ASSIGNMENT:
Your answer should be a faithful copy of the entire listing.

START EXCERPTED DATA

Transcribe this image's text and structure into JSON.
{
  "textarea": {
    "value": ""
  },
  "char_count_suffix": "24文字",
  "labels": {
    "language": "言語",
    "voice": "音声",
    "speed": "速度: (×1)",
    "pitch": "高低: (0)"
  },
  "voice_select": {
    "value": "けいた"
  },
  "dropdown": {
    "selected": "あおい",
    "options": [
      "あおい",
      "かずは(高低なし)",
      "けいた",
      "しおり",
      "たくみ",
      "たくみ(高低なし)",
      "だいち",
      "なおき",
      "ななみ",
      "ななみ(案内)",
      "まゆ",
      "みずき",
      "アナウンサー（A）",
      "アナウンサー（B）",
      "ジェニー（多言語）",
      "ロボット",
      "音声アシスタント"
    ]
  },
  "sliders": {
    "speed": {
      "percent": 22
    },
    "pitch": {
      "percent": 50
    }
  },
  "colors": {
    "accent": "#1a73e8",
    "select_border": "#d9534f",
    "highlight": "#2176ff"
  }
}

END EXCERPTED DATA

EXERCISE RESPONSE:
Transcribe this image's text and structure into JSON.
{
  "textarea": {
    "value": ""
  },
  "char_count_suffix": "24文字",
  "labels": {
    "language": "言語",
    "voice": "音声",
    "speed": "速度: (×1)",
    "pitch": "高低: (0)"
  },
  "voice_select": {
    "value": "けいた"
  },
  "dropdown": {
    "selected": "あおい",
    "options": [
      "あおい",
      "かずは(高低なし)",
      "けいた",
      "しおり",
      "たくみ",
      "たくみ(高低なし)",
      "だいち",
      "なおき",
      "ななみ",
      "ななみ(案内)",
      "まゆ",
      "みずき",
      "アナウンサー（A）",
      "アナウンサー（B）",
      "ジェニー（多言語）",
      "ロボット",
      "音声アシスタント"
    ]
  },
  "sliders": {
    "speed": {
      "percent": 22
    },
    "pitch": {
      "percent": 50
    }
  },
  "colors": {
    "accent": "#1a73e8",
    "select_border": "#d9534f",
    "highlight": "#2176ff"
  }
}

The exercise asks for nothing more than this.